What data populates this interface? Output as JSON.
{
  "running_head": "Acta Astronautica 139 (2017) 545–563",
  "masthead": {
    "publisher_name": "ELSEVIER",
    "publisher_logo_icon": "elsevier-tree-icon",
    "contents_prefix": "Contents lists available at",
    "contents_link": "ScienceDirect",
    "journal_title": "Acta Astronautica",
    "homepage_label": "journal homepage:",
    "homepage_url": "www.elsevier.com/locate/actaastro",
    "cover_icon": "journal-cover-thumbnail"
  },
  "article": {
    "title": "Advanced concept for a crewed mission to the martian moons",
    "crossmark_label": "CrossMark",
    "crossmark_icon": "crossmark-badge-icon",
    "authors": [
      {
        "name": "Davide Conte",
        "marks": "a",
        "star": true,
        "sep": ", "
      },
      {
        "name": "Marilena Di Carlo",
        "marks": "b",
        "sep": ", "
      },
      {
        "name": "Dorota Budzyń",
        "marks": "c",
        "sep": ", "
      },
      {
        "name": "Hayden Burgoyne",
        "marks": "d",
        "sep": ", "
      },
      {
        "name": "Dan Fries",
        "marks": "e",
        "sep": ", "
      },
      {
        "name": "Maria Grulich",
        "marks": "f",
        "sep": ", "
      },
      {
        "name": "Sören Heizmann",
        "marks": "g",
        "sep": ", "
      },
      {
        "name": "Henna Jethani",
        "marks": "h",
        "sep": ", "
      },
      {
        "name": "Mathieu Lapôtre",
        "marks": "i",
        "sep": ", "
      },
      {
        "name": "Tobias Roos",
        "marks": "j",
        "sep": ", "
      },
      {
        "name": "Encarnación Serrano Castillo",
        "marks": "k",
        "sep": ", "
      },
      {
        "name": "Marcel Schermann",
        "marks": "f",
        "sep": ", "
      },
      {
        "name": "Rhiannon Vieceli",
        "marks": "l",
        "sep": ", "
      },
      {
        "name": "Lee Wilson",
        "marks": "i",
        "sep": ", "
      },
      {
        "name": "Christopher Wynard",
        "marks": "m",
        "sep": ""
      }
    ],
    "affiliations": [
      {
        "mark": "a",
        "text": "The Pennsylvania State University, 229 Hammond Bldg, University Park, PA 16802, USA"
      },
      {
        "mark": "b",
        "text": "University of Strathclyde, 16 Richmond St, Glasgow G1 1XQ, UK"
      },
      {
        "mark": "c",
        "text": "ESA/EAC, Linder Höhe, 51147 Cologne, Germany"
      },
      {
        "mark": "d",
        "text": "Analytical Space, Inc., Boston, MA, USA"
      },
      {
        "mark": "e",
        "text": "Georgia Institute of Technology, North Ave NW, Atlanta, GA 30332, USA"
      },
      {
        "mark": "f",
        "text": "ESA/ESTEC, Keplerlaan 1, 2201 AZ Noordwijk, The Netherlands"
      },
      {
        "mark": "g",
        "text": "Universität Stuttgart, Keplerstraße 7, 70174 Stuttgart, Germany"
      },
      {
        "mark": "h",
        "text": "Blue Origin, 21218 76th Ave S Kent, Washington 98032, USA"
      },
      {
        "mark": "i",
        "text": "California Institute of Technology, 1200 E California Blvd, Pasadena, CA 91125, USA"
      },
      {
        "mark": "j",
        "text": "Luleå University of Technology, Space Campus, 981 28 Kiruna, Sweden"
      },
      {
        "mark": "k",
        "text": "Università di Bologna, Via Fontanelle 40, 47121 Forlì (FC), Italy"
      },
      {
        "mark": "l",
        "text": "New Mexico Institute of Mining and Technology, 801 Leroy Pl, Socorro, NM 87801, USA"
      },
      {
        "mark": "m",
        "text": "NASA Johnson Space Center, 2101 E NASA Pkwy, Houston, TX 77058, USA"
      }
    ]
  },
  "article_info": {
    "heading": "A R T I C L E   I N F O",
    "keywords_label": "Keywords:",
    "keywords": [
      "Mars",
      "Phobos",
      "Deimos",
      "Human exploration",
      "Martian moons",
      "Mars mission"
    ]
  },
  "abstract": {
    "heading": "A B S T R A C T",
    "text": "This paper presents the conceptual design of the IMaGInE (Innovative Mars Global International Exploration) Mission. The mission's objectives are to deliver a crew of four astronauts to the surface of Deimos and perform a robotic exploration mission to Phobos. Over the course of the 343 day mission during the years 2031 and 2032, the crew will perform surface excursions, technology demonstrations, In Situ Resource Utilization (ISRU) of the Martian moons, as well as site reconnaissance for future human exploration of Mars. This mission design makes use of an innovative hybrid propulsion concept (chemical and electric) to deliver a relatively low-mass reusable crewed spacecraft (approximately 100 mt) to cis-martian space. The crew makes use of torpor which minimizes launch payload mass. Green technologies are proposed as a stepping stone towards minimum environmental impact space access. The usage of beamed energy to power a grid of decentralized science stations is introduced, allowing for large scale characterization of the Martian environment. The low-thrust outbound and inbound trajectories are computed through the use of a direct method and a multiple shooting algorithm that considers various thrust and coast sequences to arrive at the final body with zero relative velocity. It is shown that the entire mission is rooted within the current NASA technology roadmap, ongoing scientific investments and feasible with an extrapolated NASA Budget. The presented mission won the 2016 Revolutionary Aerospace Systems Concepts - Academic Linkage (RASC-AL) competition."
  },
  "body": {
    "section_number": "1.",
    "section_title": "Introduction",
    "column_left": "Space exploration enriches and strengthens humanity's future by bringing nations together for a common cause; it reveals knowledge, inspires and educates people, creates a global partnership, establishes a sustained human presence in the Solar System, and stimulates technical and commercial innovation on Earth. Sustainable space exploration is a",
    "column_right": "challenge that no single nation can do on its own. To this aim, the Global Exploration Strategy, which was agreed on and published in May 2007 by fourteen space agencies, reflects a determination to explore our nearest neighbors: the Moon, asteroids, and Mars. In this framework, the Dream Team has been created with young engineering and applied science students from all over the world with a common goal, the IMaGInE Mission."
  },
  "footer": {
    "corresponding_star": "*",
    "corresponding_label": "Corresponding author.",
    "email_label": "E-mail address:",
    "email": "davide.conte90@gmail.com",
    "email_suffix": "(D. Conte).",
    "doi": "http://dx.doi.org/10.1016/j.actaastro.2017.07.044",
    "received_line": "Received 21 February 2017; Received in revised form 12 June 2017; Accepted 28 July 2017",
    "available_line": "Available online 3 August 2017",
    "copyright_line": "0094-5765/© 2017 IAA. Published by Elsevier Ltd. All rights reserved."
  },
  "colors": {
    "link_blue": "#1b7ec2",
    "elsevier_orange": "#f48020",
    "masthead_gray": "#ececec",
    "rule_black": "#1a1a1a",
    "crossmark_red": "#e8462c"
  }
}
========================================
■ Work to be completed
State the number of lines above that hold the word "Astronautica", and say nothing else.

■ The completed task
2